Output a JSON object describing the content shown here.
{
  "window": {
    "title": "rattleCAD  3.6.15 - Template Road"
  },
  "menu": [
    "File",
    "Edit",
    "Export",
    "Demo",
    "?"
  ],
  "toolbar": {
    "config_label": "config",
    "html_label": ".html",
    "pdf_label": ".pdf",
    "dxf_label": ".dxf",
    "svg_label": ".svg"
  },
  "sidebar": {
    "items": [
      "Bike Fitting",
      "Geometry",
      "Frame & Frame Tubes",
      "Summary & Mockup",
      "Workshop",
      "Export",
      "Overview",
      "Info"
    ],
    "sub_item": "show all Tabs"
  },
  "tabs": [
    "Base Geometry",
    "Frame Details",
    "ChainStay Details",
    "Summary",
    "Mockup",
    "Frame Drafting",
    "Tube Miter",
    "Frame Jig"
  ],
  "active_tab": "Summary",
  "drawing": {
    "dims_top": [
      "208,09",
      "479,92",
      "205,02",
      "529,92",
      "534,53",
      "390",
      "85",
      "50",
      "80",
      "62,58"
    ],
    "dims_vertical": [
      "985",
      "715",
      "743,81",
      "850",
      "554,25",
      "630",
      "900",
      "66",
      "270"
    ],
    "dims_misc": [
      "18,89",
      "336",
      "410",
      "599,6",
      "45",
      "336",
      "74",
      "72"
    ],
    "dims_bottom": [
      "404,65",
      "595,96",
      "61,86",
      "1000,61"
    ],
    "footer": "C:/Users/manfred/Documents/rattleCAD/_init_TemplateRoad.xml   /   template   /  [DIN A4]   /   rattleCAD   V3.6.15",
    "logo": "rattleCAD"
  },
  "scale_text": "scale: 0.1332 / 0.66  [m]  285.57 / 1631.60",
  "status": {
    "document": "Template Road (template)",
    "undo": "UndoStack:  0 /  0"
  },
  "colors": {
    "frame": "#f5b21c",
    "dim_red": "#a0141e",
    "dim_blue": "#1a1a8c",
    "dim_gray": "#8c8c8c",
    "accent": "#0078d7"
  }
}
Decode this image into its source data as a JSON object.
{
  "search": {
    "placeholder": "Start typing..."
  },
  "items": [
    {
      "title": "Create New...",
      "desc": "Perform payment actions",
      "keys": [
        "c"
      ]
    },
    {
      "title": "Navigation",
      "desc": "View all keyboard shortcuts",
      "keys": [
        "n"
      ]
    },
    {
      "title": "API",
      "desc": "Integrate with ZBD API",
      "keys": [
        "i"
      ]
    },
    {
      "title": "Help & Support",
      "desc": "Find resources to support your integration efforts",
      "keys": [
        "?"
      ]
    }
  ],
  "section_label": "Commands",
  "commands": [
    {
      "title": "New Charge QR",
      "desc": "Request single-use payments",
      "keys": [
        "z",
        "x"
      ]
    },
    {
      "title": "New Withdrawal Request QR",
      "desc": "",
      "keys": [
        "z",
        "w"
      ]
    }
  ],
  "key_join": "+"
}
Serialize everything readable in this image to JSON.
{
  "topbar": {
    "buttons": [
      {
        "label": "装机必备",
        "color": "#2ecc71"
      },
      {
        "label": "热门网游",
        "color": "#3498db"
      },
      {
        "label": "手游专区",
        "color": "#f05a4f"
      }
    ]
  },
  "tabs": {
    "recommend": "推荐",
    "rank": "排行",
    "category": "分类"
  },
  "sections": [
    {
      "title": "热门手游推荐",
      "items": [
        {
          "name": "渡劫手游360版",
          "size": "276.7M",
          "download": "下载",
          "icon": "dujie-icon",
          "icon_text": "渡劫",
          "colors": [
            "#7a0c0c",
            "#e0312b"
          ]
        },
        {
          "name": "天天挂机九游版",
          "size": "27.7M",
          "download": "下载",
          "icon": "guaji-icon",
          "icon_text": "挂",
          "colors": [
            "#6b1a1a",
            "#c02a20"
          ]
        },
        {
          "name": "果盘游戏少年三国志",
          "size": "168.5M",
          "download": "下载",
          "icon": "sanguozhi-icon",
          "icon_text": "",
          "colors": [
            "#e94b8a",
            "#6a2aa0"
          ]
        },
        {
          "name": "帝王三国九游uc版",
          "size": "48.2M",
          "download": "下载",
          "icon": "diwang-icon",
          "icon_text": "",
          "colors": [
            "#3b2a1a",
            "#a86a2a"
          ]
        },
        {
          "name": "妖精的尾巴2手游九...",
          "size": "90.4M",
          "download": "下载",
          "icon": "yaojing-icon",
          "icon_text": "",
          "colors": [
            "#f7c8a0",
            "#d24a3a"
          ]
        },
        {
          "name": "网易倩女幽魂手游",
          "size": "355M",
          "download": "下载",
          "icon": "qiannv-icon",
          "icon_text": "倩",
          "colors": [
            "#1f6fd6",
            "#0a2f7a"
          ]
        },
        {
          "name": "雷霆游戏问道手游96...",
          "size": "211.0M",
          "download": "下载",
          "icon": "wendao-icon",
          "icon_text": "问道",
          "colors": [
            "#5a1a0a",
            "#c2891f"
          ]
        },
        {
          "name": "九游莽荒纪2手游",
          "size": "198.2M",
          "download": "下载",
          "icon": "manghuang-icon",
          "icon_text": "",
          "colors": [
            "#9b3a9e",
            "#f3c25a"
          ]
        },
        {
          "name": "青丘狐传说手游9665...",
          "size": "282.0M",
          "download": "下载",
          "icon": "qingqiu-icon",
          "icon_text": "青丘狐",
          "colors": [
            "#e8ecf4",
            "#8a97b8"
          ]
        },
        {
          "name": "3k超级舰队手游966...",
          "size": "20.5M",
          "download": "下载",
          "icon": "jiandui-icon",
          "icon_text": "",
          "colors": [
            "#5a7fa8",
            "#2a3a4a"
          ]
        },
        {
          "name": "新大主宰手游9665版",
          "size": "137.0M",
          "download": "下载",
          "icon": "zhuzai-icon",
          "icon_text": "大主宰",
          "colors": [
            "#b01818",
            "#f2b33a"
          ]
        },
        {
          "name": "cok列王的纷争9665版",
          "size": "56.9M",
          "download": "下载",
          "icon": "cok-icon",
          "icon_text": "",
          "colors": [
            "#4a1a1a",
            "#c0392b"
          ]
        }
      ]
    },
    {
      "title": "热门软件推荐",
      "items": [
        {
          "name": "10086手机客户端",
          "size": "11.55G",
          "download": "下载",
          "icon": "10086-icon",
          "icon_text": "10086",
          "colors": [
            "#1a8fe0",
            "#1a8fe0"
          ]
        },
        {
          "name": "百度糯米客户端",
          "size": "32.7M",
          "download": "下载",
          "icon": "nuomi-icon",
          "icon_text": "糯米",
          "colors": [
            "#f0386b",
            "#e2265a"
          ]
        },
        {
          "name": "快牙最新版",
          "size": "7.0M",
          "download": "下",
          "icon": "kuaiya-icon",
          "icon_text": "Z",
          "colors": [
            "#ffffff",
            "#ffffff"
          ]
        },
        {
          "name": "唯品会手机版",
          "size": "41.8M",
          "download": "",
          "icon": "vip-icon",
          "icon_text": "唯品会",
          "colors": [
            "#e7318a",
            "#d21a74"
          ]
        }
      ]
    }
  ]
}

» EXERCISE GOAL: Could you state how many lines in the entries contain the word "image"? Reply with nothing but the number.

» EXERCISE ANSWER: 2